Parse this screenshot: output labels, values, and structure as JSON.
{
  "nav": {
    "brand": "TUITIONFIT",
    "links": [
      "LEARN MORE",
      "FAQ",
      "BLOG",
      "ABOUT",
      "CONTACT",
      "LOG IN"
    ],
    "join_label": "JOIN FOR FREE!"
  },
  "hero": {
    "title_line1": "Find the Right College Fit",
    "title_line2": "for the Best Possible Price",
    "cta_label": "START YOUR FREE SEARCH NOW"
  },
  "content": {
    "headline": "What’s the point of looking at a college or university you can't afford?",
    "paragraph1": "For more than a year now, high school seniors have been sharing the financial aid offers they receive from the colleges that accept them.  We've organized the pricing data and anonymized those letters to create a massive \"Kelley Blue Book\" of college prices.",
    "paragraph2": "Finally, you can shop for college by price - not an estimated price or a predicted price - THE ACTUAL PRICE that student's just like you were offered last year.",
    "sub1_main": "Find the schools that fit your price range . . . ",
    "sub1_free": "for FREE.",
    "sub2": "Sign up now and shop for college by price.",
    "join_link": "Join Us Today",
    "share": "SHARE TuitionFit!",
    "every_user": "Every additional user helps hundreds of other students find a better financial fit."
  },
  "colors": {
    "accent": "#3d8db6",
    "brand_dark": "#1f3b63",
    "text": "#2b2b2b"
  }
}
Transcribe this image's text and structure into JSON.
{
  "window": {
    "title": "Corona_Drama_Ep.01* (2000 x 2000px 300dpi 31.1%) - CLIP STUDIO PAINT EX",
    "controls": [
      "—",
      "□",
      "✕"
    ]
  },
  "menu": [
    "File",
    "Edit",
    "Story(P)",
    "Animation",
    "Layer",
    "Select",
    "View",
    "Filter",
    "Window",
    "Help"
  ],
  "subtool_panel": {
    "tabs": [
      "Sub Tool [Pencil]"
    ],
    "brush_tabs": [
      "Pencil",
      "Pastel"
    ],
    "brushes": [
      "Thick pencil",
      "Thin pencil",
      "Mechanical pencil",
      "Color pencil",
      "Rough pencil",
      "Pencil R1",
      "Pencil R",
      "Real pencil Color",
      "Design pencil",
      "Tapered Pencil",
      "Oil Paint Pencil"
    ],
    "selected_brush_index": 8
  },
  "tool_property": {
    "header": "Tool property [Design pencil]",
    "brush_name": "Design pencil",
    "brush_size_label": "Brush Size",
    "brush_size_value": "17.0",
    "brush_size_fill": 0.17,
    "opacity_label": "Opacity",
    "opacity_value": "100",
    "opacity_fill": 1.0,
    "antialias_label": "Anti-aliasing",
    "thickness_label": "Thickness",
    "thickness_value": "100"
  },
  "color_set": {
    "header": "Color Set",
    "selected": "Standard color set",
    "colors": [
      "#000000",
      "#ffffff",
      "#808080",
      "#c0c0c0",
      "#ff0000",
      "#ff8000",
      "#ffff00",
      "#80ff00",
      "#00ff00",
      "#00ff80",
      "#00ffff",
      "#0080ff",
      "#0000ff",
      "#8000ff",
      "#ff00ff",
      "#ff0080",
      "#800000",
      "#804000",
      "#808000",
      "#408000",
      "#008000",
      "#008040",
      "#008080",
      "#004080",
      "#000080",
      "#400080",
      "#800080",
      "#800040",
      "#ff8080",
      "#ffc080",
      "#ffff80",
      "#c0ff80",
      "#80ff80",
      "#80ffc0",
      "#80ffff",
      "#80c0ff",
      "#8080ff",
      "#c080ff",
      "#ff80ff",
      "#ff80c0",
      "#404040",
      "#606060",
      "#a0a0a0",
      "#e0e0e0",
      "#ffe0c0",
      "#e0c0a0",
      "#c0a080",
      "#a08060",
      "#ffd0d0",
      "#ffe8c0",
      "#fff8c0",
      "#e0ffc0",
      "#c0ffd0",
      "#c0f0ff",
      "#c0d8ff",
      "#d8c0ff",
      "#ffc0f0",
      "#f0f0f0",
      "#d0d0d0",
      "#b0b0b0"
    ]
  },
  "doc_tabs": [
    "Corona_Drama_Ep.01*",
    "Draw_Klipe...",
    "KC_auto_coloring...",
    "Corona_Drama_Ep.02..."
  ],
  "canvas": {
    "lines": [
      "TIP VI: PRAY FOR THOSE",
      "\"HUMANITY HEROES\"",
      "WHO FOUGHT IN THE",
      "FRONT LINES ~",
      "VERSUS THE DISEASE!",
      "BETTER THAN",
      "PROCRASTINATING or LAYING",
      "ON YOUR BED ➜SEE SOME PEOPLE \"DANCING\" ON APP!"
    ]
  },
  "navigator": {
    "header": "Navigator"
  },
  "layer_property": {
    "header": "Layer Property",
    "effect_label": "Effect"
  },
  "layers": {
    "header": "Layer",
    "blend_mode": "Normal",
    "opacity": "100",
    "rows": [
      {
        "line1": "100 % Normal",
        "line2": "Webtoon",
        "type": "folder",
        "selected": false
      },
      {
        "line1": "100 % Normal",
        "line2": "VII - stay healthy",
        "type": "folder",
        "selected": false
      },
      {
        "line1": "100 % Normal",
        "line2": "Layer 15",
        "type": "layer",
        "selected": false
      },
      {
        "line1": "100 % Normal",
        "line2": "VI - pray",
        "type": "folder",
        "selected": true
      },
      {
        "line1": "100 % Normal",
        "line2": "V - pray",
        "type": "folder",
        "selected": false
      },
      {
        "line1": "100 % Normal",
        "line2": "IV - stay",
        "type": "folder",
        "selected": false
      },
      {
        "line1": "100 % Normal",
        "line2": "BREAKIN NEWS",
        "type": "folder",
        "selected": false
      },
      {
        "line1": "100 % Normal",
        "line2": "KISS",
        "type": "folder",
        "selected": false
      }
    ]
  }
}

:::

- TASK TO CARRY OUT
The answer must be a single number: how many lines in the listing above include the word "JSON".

- RESULT
2